Sarah Kloepple | Content Developer, Destinations and Features

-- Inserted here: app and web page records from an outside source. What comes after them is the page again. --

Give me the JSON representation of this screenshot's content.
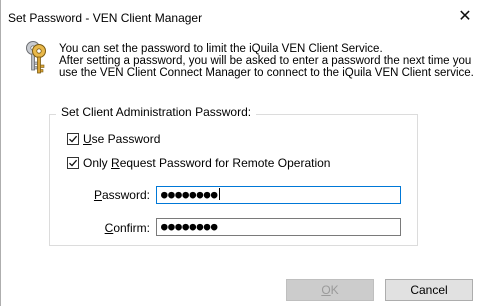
{
  "window": {
    "title": "Set Password - VEN Client Manager",
    "close_glyph": "✕"
  },
  "info": {
    "icon": "keys-icon",
    "line1": "You can set the password to limit the iQuila VEN Client Service.",
    "line2": "After setting a password, you will be asked to enter a password the next time you",
    "line3": "use the VEN Client Connect Manager to connect to the iQuila VEN Client service."
  },
  "group": {
    "legend": "Set Client Administration Password:",
    "use_password": {
      "label_prefix": "",
      "label_mnemonic": "U",
      "label_rest": "se Password",
      "checked": true
    },
    "remote_only": {
      "label_prefix": "Only ",
      "label_mnemonic": "R",
      "label_rest": "equest Password for Remote Operation",
      "checked": true
    },
    "password": {
      "label_mnemonic": "P",
      "label_rest": "assword:",
      "value": "●●●●●●●●"
    },
    "confirm": {
      "label_mnemonic": "C",
      "label_rest": "onfirm:",
      "value": "●●●●●●●●"
    }
  },
  "buttons": {
    "ok_mnemonic": "O",
    "ok_rest": "K",
    "ok_enabled": false,
    "cancel": "Cancel"
  },
  "colors": {
    "focus_border": "#0078d7",
    "disabled_text": "#9a9a9a"
  }
}
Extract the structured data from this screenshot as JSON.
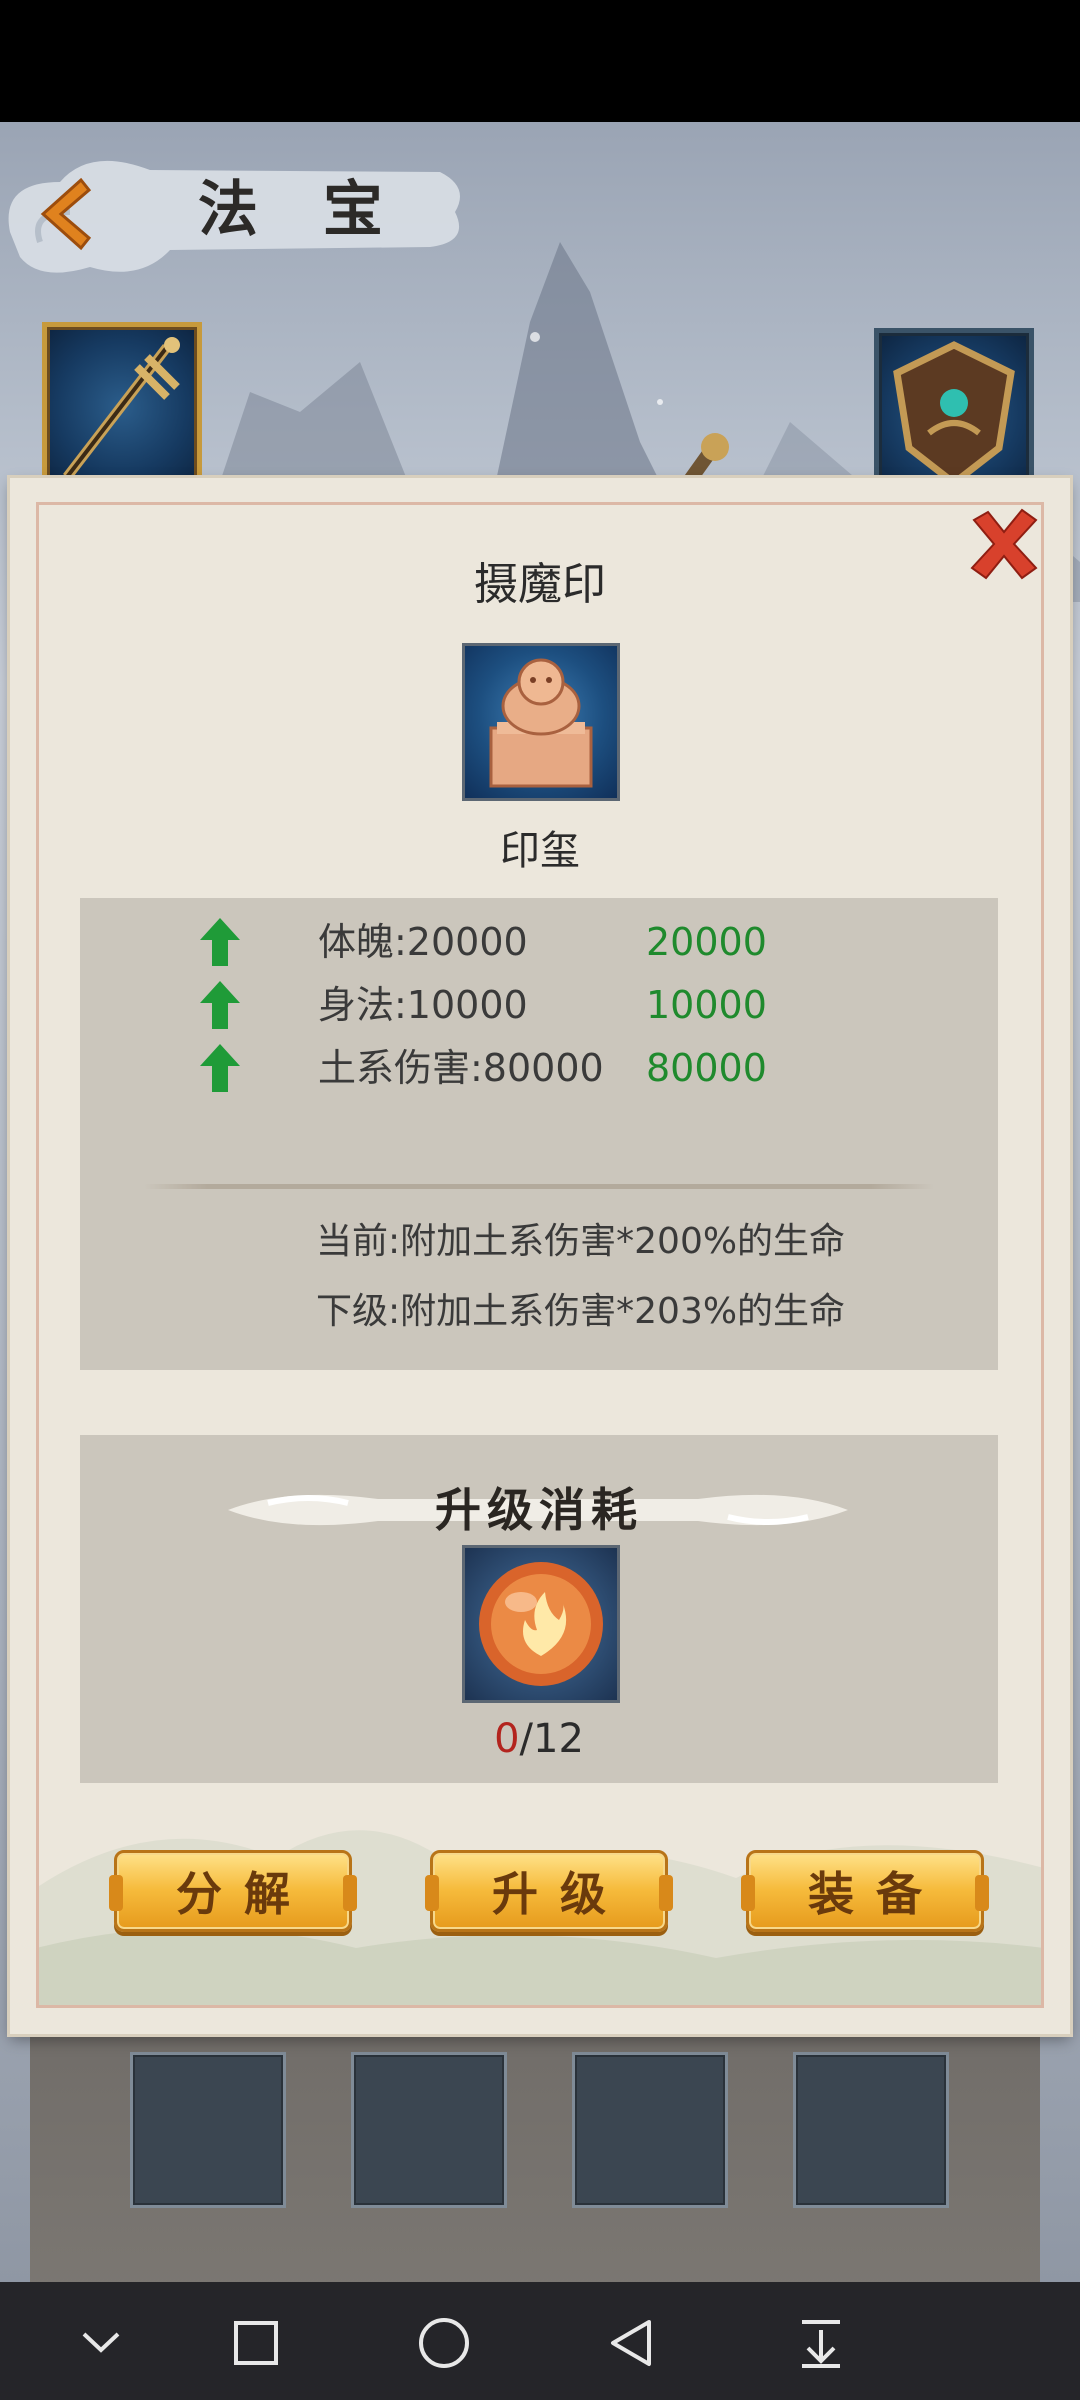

Sarah Kloepple joined Stamats as a staff writer in August 2018. Previously, she's written and edited for numerous publications in St. Louis.